▶ How to complete this task:
Scan the records below. List lines holding "JSON".

[Data records — start]

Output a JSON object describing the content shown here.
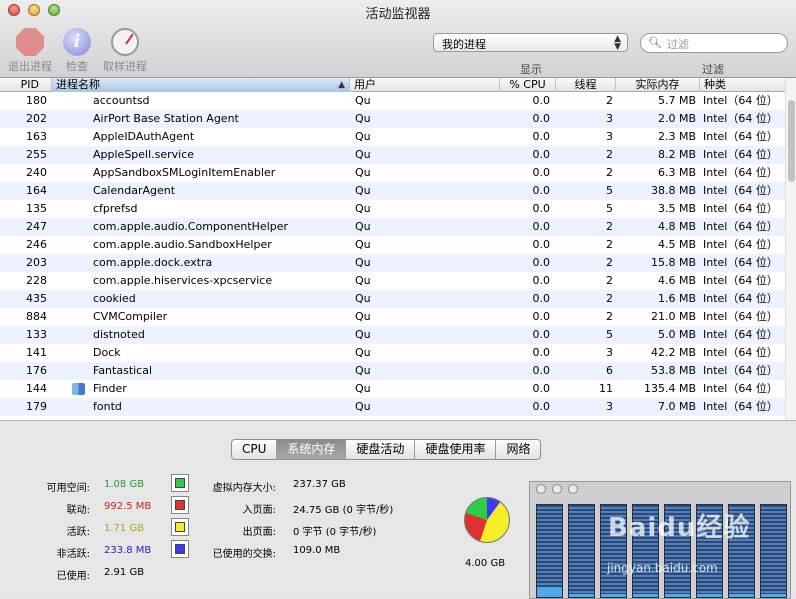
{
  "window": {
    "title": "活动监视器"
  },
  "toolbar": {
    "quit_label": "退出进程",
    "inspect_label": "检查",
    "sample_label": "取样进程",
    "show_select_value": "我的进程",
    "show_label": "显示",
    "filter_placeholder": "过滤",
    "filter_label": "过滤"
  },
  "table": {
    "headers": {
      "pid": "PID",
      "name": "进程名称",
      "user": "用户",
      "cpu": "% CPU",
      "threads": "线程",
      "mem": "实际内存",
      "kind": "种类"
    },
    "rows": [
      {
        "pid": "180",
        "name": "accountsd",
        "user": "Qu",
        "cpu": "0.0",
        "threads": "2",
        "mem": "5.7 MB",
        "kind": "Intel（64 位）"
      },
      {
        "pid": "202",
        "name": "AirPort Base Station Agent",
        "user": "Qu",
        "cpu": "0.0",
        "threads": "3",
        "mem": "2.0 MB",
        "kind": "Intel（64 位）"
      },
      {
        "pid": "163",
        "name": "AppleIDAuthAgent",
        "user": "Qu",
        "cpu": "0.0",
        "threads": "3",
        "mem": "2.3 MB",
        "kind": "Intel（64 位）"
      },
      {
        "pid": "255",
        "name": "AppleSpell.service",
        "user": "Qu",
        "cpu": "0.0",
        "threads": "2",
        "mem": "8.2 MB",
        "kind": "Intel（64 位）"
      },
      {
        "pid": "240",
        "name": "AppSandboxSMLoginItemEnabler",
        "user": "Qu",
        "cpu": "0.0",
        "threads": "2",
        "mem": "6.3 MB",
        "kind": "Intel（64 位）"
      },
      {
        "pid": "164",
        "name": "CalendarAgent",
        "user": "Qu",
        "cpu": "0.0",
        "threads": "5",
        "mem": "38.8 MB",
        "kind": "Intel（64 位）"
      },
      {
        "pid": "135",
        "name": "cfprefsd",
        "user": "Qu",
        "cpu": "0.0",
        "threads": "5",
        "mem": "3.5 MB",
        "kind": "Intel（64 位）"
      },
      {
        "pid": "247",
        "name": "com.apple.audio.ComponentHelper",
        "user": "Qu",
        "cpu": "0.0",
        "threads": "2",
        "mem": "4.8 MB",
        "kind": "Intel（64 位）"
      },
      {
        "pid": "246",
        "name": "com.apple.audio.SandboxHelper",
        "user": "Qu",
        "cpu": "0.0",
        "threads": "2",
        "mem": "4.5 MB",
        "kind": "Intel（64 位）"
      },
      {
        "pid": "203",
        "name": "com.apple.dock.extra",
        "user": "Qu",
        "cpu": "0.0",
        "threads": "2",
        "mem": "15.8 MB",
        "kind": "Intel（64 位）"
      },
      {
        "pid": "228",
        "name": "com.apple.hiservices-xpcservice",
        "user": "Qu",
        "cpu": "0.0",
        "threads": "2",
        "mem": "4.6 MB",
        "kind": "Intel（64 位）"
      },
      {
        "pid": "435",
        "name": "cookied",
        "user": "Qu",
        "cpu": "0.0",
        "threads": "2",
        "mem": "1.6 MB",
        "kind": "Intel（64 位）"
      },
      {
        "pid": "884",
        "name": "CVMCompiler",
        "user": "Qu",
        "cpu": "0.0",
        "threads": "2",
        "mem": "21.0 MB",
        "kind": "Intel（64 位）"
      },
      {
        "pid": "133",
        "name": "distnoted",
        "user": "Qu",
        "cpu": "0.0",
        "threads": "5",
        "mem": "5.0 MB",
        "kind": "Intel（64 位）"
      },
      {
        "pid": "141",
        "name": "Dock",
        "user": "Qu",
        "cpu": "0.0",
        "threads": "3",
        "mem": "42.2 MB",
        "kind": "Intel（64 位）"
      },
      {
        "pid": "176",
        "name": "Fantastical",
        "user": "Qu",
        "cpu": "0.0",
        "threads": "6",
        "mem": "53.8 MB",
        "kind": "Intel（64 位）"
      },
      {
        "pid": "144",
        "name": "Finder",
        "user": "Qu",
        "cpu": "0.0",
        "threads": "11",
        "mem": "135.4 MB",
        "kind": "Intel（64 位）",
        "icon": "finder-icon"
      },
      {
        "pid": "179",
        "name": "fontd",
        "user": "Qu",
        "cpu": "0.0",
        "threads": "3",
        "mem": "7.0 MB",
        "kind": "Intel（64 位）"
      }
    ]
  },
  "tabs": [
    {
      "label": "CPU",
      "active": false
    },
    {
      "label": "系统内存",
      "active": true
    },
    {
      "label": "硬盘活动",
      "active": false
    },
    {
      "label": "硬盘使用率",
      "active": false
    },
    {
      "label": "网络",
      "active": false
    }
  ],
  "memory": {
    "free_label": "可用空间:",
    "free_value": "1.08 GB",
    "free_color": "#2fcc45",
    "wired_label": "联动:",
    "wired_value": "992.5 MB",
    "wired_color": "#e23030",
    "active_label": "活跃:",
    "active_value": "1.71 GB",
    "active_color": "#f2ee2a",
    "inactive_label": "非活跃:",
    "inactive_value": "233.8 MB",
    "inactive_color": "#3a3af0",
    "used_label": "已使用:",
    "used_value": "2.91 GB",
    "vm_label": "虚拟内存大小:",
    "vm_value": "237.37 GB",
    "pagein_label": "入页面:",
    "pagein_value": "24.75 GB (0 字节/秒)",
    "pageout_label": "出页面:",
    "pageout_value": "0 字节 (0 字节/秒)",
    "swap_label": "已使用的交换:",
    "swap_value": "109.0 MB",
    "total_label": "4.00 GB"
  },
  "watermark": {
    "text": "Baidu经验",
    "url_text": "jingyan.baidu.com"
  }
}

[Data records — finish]
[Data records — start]

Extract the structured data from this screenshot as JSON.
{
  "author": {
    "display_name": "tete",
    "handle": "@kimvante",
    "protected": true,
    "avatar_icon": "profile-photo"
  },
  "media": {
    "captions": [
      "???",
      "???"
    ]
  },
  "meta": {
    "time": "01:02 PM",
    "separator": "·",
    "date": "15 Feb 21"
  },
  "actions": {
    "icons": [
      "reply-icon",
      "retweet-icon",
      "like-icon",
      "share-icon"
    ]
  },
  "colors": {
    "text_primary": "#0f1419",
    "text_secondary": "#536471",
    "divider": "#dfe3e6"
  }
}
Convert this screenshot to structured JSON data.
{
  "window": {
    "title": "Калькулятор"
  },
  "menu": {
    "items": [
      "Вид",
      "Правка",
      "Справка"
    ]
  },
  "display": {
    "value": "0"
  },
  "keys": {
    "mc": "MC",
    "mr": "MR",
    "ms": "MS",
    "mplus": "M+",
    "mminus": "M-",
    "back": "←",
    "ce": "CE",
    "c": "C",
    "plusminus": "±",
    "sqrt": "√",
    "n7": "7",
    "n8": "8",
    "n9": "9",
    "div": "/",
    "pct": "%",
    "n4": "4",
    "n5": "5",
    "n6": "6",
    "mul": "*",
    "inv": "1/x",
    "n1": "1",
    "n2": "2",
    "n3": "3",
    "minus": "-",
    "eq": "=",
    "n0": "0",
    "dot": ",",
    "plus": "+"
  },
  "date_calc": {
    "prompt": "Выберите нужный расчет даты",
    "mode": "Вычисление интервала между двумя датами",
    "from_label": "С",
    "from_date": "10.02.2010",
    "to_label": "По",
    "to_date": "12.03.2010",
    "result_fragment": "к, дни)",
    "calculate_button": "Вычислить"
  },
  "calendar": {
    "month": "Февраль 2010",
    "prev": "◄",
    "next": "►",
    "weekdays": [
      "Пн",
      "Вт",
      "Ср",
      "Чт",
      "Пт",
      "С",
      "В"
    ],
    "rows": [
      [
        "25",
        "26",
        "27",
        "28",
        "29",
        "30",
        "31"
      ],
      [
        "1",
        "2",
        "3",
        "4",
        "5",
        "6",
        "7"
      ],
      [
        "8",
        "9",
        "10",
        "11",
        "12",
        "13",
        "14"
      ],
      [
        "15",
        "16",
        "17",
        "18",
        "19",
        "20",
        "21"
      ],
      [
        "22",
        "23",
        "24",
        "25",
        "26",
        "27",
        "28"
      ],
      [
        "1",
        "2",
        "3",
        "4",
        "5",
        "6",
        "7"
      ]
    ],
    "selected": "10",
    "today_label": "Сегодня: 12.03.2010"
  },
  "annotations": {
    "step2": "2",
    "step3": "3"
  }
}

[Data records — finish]

▶ Output:
Output a JSON object describing the content shown here.
Extract the structured data from this screenshot as JSON.
Convert this screenshot to structured JSON data.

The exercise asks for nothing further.